As a new writer, I sat at my designated writing desk and did what anyone trying to learn something for the first time does in the modern age; I googled it. Answers packed in the search results. Articles, varying in length, offered repeated advice from amateurs and professionals alike, and like all good stories, a conflict occurred.
I’m writing this at my designated writing desk. It has an A5 world map in which my laptop sits when I’m working, postcards from places I’m travelled and other little things I’ve found interesting along my way including the full Harry Potter series. On the wall behind my desk, the calendar reads October 2015. It’s not that this is a particularly moving image or even the most beautiful picture this calendar offers, but the page it was on the last time I kept track of the months. It was my first, and only calendar to date.
The minute I walk into this room of my own, I swear I become a different person. The wife, the mother, the granny, the cook, the cleaner – all vanish. For two or three hours only the writer is left.”
– Margaret Forster, ‘Writer’s rooms: Margaret Forster’, The Guardian
I labelled it my personal writing space, but I spend most of my time here watching YouTube videos about history or writing. Sometimes I’ll curl up on the bed behind me and read, but even that doesn’t feel very comfortable in this room. I’m a creature of habit. I prefer to read on my sofa with a coffee, and I love to write standing at my kitchen counter with my music blaring. (Sometimes, my speakers bounce.)
The Evils of Habits
At first, it comes across as preference, but there are underlying elements of my personality at work here. They affect every aspect of my life. Sometimes for the better, sometimes with a small cost overshadowing the benefits. The simplest way to explain my thinking is to show my route to work every day.
I’ve broken my route into the two stages: my journey to the tube station and my journey from the final station to work. Both trips have two options available to me, and similarities that my brain has registered, illogically, as different.
- I can take a ten-minute bus to the tube station or a thirty-minute walk to the first station.
- I can take two tube lines, the second line is persistent and takes on average eight minutes, or I can exit the tube station at the end of line one and walk approximately thirty minutes.
I’ve never considered walking to the first station. The easiest route has always been to take the bus, although somedays when I’ve waited twenty to thirty minutes.
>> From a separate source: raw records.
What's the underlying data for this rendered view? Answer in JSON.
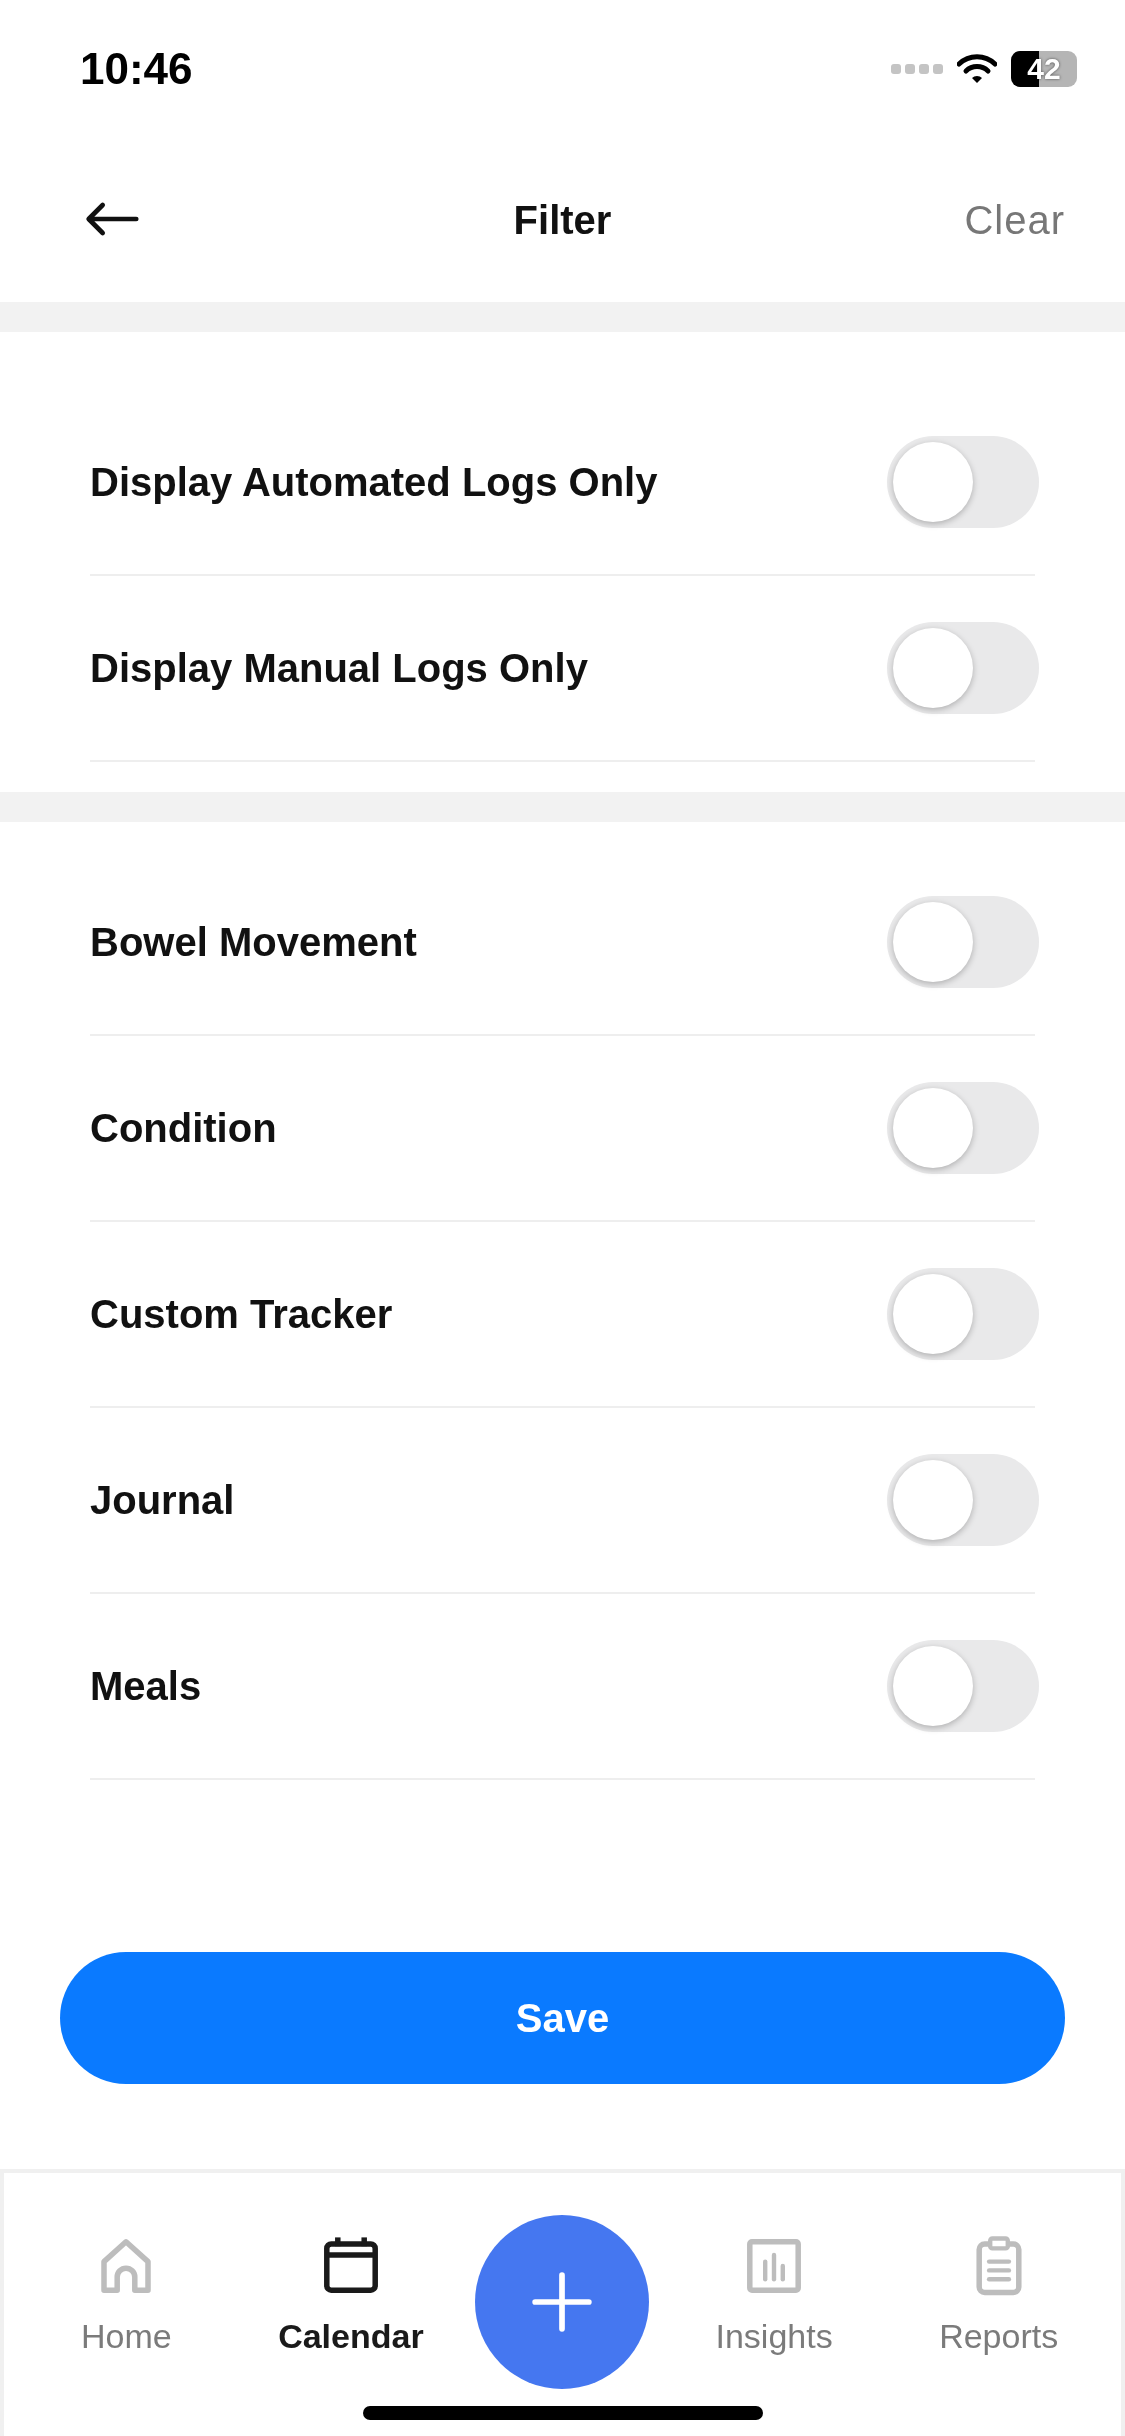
{
  "status_bar": {
    "time": "10:46",
    "battery": "42"
  },
  "header": {
    "title": "Filter",
    "action": "Clear"
  },
  "sections": [
    {
      "items": [
        {
          "label": "Display Automated Logs Only",
          "on": false
        },
        {
          "label": "Display Manual Logs Only",
          "on": false
        }
      ]
    },
    {
      "items": [
        {
          "label": "Bowel Movement",
          "on": false
        },
        {
          "label": "Condition",
          "on": false
        },
        {
          "label": "Custom Tracker",
          "on": false
        },
        {
          "label": "Journal",
          "on": false
        },
        {
          "label": "Meals",
          "on": false
        }
      ]
    }
  ],
  "save_button": "Save",
  "tab_bar": [
    {
      "label": "Home",
      "selected": false
    },
    {
      "label": "Calendar",
      "selected": true
    },
    {
      "label": "Insights",
      "selected": false
    },
    {
      "label": "Reports",
      "selected": false
    }
  ]
}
I’ve grown up taking the bus and developed a habit.
I used to take two tube lines during the second phase, but I had some spare time one day and decided to walk. I hate being underground. The freedom of getting off the tube sooner appealed to me, and it soon evolved into a different habit. It meant leaving earlier, but I developed a healthier way of life. When I was running late, or too tired to walk, the thought of taking the shorter second lined filled me with dread.
This process within our brains is a three-step loop. First, there is a cue, a trigger that tells your brain to go into automatic mode and which habit to use. Then there is the routine, which can be physical or mental or emotional. Finally, there is a reward, which helps your brain figure out if this particular loop is worth remembering for the future: THE HABIT LOOP.”
Charles Duhigg, The Power of Habit: Why We Do What We Do in Life and Business
In his book, The Power of Habit, Charles Duhigg details this phenomenon. He explains the significance of habit in humans and why, my long journey to work, although strange to friends and colleagues, seems perfectly reasonable to me. I’d created a routine. Which brings me back to the question.
Where should you write?
A lot of writers profess to have writing rooms and spaces in which they do all of their writing. The list of the benefits and most first-time writers are eager to soak up the knowledge of seasoned professionals.
For any writer, but for the beginning writer in particular, it’s wise to eliminate every possible distraction.”
Stephen King, On Writing: A Memoir of the Craft
The problem with writing spaces is what do we do when these rooms are temporarily unavailable. For example, you may share a bedroom with someone else, and they may be asleep at the time you feel inspired. Or your writing room might be in the Lake District and you’re temporarily on a train from Paris to Antwerp. Maybe you’re redecorating, or you suffered a burst pipe that rendered your entire flat uninhabitable. What then? Do you stop?
Of course not.
You haven’t lost your passion or skill. You still write but in a different environment, and although these new locations feel foreign, they offer unique experiences or new ways of thinking that broaden your scope. For a new writer, the experience is everything.
I believe I write better in my kitchen, and not at my desk, but I also write a lot on my small mobile keypad. My phone doesn’t have the same functionality as my laptop, but if I’ve scribbled sentences somewhere, I can edit them wherever I feel the most comfortable.
My kitchen has no door and my family regularly walk-in, but music drowns out distracting background noise. Some writers swear by silence, but the music is just noise when I’m not listening. I zone out and tap away at a keyboard until I have a page or more. My writing stops when I stop. I don’t have the luxury of having a quiet space to go and write undisturbed, but I built my own writing habits.
And when I’m struggling for ideas, I change the habit. That’s why I wrote this piece. Something disturbed my space and the room where I hadn’t written anything for a year provoked a new thought. You can copy the best, but you’ll never be the same. We’re all different.
My point is, you’re the writer, and only you can decide where you write the best.